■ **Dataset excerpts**

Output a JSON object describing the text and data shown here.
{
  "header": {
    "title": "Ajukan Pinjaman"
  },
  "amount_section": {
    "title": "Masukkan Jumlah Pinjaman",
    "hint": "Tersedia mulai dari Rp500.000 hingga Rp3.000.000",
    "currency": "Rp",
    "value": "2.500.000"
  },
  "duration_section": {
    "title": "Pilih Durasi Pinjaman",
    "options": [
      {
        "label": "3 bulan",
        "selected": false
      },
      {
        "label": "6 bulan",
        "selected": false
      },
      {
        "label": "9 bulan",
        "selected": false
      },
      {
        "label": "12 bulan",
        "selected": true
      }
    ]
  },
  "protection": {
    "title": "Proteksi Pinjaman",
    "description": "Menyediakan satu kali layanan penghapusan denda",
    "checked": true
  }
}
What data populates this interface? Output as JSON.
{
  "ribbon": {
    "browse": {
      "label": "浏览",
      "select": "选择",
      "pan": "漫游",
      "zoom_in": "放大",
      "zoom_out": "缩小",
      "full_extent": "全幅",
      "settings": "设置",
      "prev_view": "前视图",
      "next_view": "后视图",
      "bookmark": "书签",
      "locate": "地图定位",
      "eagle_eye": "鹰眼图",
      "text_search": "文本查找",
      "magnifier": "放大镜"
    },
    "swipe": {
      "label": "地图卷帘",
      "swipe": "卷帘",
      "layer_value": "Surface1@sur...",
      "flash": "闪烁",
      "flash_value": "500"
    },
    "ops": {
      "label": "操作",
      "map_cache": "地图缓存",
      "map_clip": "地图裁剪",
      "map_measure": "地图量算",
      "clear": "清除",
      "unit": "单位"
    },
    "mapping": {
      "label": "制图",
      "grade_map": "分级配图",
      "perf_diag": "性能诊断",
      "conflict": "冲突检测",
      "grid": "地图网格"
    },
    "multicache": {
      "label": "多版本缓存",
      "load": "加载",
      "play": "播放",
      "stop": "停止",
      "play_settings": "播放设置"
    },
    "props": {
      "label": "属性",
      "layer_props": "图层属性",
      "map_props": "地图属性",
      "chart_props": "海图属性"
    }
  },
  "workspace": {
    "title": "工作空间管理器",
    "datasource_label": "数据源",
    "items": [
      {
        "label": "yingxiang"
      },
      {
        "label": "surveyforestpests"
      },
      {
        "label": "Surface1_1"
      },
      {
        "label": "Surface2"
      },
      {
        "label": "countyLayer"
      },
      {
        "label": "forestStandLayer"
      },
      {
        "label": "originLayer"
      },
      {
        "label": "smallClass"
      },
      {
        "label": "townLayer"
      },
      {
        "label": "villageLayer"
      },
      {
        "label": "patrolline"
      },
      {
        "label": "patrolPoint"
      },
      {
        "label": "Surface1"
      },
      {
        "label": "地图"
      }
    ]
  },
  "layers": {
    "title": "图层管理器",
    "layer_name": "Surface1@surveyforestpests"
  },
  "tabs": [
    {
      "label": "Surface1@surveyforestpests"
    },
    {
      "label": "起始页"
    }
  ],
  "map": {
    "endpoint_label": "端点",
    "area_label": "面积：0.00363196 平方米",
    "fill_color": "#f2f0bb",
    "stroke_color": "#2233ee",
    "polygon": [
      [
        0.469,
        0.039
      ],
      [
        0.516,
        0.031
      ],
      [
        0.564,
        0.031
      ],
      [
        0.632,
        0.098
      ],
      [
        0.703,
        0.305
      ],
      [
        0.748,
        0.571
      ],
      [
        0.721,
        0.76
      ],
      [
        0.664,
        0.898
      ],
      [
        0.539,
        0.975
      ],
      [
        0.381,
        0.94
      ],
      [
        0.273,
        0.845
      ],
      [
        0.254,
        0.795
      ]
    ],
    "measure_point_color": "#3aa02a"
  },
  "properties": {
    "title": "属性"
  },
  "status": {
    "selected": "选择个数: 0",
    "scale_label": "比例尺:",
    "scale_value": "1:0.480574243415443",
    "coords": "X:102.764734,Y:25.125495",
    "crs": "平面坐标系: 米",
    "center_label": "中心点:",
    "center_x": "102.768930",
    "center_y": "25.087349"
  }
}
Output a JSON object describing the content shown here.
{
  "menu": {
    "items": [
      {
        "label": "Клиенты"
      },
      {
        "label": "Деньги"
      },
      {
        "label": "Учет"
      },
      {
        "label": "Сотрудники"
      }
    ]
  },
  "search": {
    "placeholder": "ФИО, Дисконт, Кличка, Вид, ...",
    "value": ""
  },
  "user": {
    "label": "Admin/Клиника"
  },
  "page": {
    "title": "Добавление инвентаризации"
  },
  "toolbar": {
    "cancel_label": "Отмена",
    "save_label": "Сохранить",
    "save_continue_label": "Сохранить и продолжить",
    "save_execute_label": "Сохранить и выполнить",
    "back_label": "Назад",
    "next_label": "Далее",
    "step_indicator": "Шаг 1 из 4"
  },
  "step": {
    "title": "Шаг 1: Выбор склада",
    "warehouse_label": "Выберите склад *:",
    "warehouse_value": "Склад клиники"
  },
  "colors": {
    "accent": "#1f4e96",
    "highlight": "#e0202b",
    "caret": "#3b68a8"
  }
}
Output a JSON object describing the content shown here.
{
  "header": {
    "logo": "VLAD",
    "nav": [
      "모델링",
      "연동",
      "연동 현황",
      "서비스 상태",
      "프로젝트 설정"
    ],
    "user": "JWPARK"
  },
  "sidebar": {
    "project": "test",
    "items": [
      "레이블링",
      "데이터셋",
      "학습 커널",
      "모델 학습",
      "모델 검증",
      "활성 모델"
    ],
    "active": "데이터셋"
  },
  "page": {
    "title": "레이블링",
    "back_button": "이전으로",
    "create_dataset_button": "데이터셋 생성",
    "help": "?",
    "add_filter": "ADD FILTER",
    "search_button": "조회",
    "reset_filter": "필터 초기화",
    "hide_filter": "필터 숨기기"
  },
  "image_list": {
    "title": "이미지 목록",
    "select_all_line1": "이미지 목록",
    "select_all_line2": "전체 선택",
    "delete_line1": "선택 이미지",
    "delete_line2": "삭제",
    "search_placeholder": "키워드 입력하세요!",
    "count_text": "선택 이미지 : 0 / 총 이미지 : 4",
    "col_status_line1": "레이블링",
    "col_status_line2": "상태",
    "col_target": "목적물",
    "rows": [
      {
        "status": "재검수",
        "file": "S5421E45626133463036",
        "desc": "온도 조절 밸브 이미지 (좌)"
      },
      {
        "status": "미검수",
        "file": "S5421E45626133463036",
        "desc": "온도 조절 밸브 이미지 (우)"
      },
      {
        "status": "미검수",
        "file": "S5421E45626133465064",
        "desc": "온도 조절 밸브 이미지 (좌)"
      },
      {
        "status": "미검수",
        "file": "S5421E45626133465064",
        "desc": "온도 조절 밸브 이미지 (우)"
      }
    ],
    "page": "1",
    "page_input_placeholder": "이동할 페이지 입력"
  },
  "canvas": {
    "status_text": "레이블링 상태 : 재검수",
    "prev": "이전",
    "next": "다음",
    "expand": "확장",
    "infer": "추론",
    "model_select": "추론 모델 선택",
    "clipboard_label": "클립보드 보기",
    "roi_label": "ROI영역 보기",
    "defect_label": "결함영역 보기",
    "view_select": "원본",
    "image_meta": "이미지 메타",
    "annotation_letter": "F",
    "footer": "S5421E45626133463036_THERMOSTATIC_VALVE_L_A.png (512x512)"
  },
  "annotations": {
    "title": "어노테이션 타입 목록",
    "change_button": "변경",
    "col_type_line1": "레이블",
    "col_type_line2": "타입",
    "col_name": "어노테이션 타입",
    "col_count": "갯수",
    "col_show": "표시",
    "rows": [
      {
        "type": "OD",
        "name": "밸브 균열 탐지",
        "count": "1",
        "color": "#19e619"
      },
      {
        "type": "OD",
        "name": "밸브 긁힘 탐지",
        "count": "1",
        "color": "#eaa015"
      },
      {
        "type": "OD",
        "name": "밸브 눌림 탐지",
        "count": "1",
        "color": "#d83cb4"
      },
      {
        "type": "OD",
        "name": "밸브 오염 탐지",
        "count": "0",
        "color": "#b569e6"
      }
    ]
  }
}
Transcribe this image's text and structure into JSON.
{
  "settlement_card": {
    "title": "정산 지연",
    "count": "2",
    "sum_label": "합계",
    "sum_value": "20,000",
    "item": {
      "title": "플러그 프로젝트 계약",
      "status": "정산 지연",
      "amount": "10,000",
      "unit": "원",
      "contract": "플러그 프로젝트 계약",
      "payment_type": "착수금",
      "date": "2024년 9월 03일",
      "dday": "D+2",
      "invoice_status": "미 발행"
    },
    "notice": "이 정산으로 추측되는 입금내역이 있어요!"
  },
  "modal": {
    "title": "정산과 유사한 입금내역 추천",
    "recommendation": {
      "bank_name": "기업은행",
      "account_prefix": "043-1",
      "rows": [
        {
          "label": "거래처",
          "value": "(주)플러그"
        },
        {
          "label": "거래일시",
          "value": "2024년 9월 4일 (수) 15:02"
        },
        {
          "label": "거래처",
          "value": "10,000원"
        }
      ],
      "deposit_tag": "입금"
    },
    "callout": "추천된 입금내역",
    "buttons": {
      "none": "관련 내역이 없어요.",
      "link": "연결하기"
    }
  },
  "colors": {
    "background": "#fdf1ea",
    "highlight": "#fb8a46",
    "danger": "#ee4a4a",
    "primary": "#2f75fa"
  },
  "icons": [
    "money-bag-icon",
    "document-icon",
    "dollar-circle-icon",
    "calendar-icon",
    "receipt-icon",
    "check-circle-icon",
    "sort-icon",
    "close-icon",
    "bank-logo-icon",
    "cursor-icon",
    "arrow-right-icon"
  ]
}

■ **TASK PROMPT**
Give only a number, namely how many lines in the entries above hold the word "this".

■ **EXERCISE SOLUTION**
2